If a contract does not contain provisions for other agreements or measures, only the text of the treaty is legally binding. In general, an amendment to the Treaty only commits the States that have ratified it and the agreements reached at review conferences, summits or meetings of the States Parties are not legally binding. The Charter of the United Nations is an example of a treaty that contains provisions for other binding agreements. By signing and ratifying the Charter, countries have agreed to be legally bound by resolutions adopted by UN bodies such as the General Assembly and the Security Council. Therefore, UN resolutions are legally binding on UN member states and no signature or ratification is required.
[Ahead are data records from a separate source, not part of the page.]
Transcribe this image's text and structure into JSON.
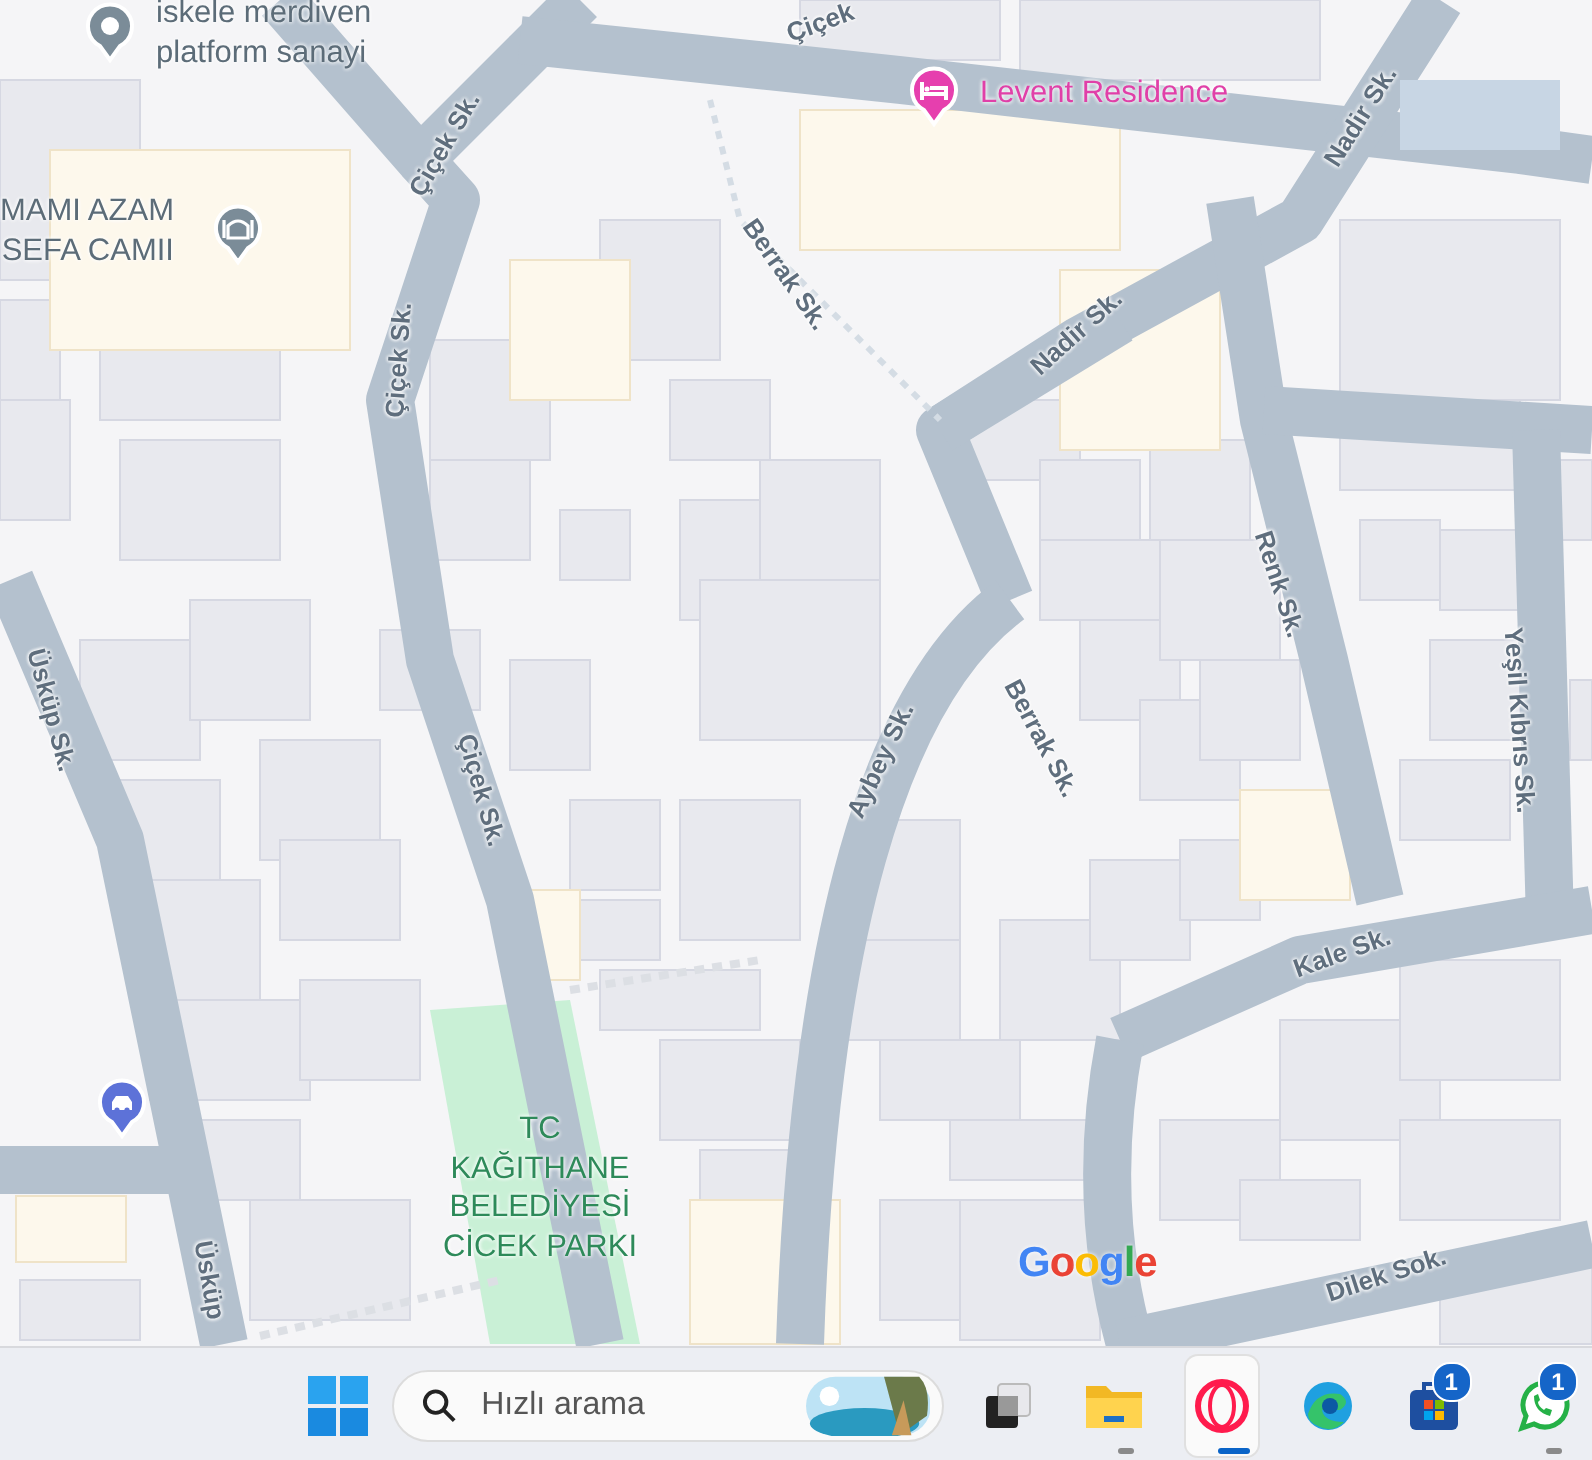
{
  "map": {
    "places": [
      {
        "kind": "pin",
        "lines": [
          "iskele merdiven",
          "platform sanayi"
        ]
      },
      {
        "kind": "mosque",
        "lines": [
          "MAMI AZAM",
          "SEFA CAMII"
        ]
      },
      {
        "kind": "hotel",
        "lines": [
          "Levent Residence"
        ]
      },
      {
        "kind": "park",
        "lines": [
          "TC",
          "KAĞITHANE",
          "BELEDİYESİ",
          "CİCEK PARKI"
        ]
      },
      {
        "kind": "car"
      }
    ],
    "streets": [
      "Çiçek",
      "Çiçek Sk.",
      "Nadir Sk.",
      "Berrak Sk.",
      "Nadir Sk.",
      "Çiçek Sk.",
      "Renk Sk.",
      "Üsküp Sk.",
      "Yeşil Kıbrıs Sk.",
      "Aybey Sk.",
      "Berrak Sk.",
      "Çiçek Sk.",
      "Kale Sk.",
      "Üsküp",
      "Dilek Sok."
    ],
    "logo": "Google"
  },
  "taskbar": {
    "search": {
      "placeholder": "Hızlı arama"
    },
    "apps": [
      {
        "kind": "taskview",
        "selected": false,
        "running": false
      },
      {
        "kind": "explorer",
        "selected": false,
        "running": true
      },
      {
        "kind": "opera",
        "selected": true,
        "running": true
      },
      {
        "kind": "edge",
        "selected": false,
        "running": false
      },
      {
        "kind": "store",
        "selected": false,
        "running": false,
        "badge": "1"
      },
      {
        "kind": "whatsapp",
        "selected": false,
        "running": true,
        "badge": "1"
      }
    ]
  }
}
See z.B. Andrew T. Guzman, Saving Customary International Law, 27 J. Int`l L. 115, 124-28 (2005) (Debate on Uncertainties Related to Customary International Law). See also Hamdan v. United States, 696 F.3d 1238, 1250 (D.C.
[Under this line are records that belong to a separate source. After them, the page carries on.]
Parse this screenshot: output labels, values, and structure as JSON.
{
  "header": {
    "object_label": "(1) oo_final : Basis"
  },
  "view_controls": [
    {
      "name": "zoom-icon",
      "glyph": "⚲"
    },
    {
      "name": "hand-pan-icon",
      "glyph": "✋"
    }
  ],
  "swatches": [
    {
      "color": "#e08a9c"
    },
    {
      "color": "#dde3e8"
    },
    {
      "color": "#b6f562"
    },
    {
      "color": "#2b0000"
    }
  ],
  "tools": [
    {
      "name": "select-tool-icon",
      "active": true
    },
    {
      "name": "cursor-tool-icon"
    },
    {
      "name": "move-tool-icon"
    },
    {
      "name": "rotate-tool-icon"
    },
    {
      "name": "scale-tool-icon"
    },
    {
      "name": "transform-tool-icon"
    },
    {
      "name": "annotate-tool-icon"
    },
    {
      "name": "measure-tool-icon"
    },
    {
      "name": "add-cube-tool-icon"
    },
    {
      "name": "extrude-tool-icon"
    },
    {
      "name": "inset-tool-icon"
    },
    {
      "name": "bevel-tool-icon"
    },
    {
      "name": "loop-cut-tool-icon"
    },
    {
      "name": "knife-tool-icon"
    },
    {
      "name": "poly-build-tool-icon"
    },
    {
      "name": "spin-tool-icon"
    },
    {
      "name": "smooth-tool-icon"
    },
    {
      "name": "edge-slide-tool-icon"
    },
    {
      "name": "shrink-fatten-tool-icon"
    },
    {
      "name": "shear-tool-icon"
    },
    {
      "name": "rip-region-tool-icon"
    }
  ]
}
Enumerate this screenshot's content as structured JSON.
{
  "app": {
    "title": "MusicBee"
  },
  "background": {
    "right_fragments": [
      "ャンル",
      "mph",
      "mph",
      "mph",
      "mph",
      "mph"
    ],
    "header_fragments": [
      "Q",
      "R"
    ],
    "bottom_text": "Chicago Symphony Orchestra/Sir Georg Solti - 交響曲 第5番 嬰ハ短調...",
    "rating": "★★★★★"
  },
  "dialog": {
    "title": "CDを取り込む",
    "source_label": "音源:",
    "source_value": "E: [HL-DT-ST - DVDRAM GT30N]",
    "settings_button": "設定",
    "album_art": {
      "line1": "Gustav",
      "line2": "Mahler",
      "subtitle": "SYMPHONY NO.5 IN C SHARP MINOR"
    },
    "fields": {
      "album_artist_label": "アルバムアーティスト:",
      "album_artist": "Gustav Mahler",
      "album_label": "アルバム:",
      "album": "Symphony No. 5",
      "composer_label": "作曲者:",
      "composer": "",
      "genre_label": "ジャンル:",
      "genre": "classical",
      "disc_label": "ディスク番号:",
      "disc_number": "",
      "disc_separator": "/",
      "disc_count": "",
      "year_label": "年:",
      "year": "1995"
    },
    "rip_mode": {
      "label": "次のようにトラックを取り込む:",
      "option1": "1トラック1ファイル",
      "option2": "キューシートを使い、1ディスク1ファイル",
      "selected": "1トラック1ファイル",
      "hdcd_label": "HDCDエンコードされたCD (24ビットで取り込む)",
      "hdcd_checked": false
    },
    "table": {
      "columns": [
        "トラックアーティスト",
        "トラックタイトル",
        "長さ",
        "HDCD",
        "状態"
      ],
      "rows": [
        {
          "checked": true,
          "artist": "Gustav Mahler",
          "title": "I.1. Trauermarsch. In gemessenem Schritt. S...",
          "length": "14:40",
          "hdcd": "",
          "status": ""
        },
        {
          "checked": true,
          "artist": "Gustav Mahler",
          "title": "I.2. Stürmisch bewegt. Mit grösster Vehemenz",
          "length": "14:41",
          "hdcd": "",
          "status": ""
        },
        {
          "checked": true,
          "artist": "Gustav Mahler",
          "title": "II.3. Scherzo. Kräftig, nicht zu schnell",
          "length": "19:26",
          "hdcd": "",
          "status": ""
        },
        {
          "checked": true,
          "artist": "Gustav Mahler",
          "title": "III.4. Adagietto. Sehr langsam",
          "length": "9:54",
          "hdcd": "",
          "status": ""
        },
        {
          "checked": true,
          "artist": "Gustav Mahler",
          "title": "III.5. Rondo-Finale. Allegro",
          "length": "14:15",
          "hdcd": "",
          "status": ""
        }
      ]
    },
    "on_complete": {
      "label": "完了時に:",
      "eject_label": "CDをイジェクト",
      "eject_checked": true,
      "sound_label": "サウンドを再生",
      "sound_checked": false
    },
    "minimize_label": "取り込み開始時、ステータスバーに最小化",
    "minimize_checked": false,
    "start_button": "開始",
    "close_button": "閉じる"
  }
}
Cir. 2012) (Kavanaugh, J.) (“It is often difficult to determine what constitutes the customary law of the peoples, which defines international customary law, and how firmly a standard must be entrenched in order to be considered a standard of habit of peoples.”) who were repealed for unrelated reasons of Al Bahlul against the United States, 767 F.3d 1 (D.C. Cir. 2014) (in bench). As printing resources have been migrated online, it is now possible to complete the first two or three steps of the contract search process using an online contract database, such as the HeinOnline Treaty and Accords Library, HeinOnline`s World Library Treaty or the U.N. Treaty Series Online. The formal confirmation act – is synonymous with ratification when an international organization declares its consent to the contract. Compare Bradford C. Clark, Domesticating Sole Executive Agreements, 93 Va. L. Rev.
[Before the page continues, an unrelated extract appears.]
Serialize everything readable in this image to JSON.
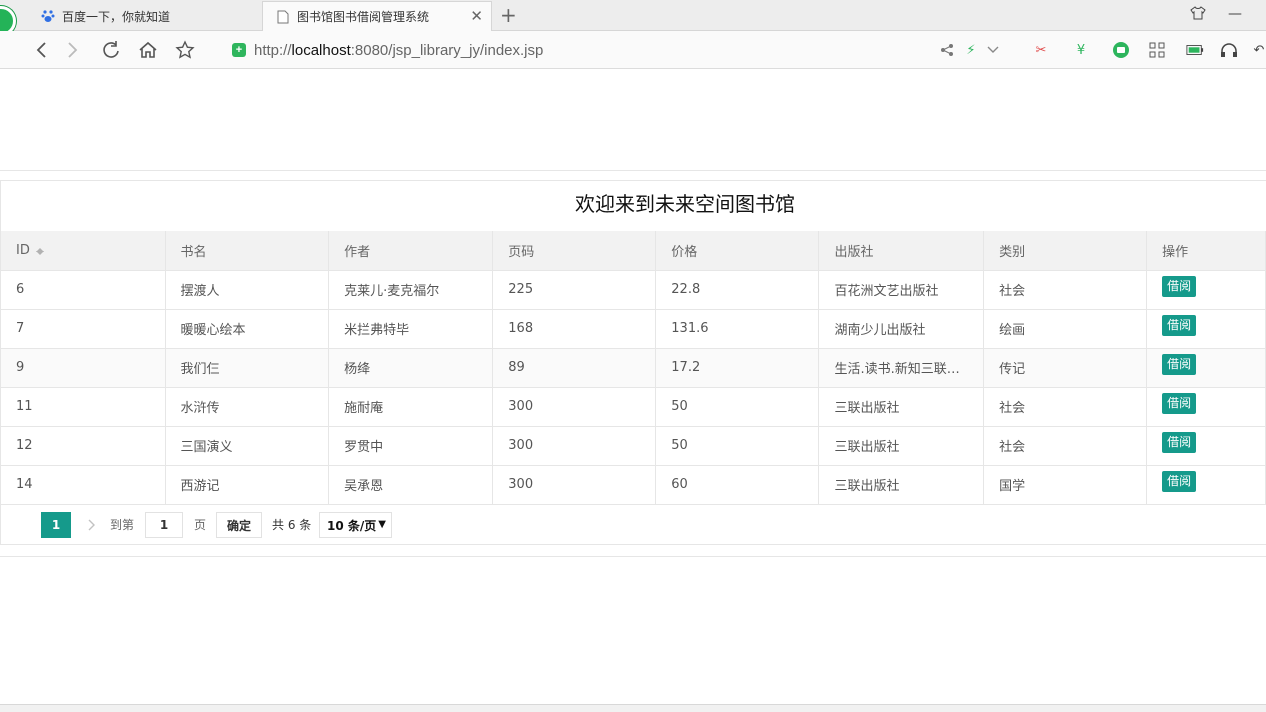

1573, 1661 (2007) (arguing that the text and history of the Constitution support the position that treaties and executive agreements are not interchangeable, and also argue that the supreme clause should be read in order to avoid, in general, exclusive executive agreements being contrary to existing legislation); Laurence H. Tribe, Taking Text and Structure Seriously: Reflections on Free-Form Method in Constitutional Interpretation, 108 Harv. L. Rev. 1221, 1249-67 (1995) (on the grounds that the contractual clause is the exclusive means for Congress to approve important international agreements); John C. Yoo, Laws as Treaties?: The Constitutionality of Congressional Executive Agreements, 99 Me. L. Rev. 757, 852 (2001) (on the grounds that treaties are the constitutional form required for Congress to approve an international agreement on measures outside the constitutional powers of Congress, including human rights, political/military alliances and arms control issues, but are not necessary for agreements of measures within the competence of Congress, such as the International Trade Agreement. B). With third restatement, see 1, 303 n.8 (“Previously, it was argued that certain agreements could only be concluded in the form of contracts under the constitutional procedure. The scientific opinion rejected this view.” Henkin, supra note 22, at 217 (“Whatever its theoretical advantages, it is now widely accepted that the Executive Agreement of Congress is available for broad use, including for general use, and is a complete alternative to a contract.
. . . “); Hathaway, supra note 45, at 1244 (affirms that “the weight of scientific opinion” has been regarded since the 1940s in favour of the idea that congressional contracts and executive agreements are interchangeable); Bruce Ackerman – David Golove, IS NAFTA Constitutional?, 108 Harv.